Items from an interface collection:

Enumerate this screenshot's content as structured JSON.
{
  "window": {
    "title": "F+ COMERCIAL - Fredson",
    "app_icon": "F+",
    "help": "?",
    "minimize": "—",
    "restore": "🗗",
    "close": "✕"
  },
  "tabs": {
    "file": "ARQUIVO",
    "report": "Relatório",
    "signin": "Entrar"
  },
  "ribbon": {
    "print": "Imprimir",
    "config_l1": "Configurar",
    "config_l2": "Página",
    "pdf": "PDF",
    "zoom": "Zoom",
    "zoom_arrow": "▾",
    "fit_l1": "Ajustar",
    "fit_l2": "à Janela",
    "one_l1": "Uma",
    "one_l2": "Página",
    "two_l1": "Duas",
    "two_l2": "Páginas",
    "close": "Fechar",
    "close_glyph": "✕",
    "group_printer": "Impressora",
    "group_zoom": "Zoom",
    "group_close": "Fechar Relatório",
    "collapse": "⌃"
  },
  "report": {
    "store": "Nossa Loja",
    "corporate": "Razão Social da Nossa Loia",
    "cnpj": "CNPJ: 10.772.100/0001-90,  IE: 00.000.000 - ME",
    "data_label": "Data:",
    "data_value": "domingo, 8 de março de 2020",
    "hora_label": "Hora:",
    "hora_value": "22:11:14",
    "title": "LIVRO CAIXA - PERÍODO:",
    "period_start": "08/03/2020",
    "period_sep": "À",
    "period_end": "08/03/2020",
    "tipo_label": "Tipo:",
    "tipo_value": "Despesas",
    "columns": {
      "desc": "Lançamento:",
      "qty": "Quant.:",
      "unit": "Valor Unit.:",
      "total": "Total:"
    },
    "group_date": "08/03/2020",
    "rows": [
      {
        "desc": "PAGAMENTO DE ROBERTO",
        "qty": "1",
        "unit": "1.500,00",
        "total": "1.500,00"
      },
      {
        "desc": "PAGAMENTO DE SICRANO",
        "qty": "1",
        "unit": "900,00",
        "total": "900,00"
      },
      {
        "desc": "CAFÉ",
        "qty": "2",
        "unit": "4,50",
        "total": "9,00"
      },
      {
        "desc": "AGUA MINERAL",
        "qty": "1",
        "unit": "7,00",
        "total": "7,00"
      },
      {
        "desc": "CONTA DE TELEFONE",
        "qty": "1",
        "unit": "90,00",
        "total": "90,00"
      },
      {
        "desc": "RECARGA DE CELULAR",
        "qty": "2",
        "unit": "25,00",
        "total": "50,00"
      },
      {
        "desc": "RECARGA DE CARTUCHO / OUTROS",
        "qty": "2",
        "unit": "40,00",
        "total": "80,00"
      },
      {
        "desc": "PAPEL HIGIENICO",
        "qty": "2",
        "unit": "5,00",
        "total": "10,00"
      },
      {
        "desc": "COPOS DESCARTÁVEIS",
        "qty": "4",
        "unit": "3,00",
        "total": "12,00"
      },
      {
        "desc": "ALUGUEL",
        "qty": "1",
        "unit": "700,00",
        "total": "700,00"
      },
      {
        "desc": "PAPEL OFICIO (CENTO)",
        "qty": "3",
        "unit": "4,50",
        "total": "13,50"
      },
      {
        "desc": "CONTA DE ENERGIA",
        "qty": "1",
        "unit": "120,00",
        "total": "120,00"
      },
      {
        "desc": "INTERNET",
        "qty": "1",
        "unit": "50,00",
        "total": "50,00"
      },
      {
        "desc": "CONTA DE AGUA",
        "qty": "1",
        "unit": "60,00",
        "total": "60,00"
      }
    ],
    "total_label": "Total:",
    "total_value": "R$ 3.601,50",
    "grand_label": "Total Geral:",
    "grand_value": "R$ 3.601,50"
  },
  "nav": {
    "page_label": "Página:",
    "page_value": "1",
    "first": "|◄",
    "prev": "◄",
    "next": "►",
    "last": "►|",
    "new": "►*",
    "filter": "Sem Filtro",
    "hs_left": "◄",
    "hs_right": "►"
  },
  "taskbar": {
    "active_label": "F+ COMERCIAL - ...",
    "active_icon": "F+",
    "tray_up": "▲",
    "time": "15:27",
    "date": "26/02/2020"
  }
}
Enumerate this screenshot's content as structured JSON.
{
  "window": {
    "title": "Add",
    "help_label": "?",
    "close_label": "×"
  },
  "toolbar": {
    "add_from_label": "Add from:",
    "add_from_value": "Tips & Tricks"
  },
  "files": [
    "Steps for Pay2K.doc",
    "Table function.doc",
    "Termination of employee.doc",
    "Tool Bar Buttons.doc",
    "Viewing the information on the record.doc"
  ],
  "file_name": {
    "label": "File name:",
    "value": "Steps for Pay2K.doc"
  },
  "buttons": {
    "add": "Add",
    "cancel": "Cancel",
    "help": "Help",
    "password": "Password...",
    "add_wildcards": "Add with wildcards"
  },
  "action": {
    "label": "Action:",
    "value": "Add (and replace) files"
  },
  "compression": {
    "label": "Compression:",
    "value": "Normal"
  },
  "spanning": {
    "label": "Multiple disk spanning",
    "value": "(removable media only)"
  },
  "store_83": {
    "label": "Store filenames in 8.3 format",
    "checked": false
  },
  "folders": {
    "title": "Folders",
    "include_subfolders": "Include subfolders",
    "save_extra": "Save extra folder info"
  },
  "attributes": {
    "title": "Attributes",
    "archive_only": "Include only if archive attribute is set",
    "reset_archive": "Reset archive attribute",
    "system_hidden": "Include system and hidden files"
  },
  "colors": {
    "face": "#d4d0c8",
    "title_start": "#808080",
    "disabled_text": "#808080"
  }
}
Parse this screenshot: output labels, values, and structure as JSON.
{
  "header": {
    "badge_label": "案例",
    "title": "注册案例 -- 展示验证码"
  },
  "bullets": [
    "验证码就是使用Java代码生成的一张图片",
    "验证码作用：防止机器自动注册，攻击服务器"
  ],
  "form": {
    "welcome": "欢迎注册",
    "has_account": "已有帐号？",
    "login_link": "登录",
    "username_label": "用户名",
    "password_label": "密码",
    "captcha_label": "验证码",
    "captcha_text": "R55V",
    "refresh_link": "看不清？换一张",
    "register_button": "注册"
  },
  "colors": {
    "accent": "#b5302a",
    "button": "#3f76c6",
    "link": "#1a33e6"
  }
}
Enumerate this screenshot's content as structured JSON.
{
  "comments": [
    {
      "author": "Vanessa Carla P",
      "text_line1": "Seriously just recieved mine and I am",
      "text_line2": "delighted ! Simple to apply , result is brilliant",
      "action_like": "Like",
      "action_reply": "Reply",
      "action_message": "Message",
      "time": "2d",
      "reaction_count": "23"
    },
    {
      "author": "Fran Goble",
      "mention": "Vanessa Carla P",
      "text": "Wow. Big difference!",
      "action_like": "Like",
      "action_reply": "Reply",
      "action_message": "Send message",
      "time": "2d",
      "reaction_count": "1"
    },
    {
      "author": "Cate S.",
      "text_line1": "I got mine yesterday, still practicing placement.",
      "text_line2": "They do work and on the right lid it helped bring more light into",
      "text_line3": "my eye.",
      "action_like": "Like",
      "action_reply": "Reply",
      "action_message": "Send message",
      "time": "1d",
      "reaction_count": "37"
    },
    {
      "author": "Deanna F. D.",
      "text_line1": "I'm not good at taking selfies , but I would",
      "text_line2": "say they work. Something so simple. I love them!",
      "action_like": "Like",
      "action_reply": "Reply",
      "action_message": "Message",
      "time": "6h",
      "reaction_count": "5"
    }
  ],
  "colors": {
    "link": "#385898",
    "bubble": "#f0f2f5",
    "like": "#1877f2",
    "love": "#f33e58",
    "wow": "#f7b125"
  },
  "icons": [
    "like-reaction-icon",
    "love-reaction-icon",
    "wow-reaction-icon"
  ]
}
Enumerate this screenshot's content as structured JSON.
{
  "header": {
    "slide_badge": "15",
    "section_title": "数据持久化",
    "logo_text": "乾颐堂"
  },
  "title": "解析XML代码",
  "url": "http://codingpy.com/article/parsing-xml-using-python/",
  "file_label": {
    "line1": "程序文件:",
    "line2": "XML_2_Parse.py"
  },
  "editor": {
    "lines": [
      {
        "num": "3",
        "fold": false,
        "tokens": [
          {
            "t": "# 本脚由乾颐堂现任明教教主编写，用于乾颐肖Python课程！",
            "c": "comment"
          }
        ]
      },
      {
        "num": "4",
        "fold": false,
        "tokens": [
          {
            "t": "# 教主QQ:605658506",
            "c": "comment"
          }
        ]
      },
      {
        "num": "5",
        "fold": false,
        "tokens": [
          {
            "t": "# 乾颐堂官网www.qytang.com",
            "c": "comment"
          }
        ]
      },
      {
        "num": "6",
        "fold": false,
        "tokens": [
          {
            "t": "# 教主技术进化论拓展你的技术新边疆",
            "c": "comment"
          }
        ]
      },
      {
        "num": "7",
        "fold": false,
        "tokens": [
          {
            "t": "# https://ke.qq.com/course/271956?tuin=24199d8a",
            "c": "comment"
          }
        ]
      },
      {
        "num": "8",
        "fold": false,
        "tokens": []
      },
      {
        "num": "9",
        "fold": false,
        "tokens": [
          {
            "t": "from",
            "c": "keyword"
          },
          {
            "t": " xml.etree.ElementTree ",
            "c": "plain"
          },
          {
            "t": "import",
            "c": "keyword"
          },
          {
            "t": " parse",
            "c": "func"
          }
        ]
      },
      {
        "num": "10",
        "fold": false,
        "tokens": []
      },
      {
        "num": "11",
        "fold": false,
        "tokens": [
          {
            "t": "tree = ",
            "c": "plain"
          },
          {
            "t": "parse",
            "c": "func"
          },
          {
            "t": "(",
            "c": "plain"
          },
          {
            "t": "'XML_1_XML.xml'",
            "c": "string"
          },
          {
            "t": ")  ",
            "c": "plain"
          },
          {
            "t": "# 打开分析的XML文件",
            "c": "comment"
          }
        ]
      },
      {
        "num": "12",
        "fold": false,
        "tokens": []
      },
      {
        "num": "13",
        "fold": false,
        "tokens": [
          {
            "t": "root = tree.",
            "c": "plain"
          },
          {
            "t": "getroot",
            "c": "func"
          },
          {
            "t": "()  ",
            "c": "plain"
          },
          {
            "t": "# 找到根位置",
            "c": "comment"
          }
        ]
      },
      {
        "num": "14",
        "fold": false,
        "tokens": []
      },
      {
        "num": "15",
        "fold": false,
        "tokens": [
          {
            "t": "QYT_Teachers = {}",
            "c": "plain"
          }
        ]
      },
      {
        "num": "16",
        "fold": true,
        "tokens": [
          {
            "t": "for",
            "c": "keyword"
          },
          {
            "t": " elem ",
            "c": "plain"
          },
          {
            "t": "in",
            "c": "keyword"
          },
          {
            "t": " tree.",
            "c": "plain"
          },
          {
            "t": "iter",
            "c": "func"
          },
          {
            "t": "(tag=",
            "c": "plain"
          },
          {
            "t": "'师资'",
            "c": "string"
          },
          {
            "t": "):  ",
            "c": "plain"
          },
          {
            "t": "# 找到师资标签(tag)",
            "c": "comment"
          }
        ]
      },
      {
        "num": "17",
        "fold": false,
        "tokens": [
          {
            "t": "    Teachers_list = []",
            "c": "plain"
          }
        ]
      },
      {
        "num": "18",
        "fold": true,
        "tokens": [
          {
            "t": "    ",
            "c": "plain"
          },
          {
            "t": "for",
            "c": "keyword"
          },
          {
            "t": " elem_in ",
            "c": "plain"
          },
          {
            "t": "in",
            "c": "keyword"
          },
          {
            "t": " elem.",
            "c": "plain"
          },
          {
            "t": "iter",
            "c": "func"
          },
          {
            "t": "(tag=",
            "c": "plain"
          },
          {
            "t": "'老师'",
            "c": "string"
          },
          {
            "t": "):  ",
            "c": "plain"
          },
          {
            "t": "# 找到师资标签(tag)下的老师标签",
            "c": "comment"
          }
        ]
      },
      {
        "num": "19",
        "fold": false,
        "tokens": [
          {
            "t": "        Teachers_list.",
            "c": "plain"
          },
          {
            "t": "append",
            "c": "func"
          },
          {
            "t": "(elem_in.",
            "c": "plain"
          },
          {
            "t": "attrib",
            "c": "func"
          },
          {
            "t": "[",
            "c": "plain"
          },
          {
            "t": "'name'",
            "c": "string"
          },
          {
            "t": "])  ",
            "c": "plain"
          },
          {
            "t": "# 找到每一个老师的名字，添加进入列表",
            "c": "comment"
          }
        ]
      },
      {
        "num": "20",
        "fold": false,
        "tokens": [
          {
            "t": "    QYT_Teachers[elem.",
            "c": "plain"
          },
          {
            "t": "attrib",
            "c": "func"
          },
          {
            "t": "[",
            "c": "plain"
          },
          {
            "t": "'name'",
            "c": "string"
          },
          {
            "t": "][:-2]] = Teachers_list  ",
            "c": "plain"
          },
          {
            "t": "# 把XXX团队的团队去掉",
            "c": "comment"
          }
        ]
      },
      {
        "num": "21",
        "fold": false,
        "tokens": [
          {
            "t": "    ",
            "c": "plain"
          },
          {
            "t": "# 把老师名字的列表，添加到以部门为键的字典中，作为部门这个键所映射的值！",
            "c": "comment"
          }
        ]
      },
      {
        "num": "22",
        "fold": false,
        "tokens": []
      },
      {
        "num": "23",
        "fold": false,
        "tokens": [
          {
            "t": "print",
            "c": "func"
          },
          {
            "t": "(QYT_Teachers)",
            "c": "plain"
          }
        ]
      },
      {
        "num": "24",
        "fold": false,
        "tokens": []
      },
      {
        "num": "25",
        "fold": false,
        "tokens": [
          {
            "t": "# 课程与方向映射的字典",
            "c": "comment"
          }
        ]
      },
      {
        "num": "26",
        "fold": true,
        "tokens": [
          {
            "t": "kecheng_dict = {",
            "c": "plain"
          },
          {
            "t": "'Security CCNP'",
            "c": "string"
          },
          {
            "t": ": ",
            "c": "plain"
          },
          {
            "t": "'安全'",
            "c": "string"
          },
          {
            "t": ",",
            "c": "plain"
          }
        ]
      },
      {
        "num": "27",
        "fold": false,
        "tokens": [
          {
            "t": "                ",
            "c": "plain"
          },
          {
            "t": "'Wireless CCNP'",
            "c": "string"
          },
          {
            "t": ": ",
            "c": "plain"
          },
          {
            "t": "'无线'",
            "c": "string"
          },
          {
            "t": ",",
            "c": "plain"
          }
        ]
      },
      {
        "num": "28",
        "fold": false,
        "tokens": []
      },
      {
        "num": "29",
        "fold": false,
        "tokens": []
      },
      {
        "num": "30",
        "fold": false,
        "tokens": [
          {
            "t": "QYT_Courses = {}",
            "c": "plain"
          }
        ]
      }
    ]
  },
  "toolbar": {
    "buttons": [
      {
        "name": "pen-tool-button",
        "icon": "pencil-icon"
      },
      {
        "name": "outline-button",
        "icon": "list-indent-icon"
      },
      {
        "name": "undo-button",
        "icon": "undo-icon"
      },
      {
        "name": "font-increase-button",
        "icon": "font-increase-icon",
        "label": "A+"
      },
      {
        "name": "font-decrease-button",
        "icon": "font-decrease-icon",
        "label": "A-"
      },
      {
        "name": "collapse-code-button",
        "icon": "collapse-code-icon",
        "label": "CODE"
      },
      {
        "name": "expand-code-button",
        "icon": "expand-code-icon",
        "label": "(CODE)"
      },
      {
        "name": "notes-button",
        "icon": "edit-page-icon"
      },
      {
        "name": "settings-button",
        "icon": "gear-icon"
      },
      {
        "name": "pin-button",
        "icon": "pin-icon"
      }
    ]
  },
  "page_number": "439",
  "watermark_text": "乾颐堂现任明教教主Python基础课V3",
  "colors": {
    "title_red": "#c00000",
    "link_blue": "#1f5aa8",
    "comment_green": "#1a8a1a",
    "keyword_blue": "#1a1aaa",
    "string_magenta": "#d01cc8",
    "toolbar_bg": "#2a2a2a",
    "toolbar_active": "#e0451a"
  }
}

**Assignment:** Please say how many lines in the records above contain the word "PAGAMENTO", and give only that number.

**Task output:** 2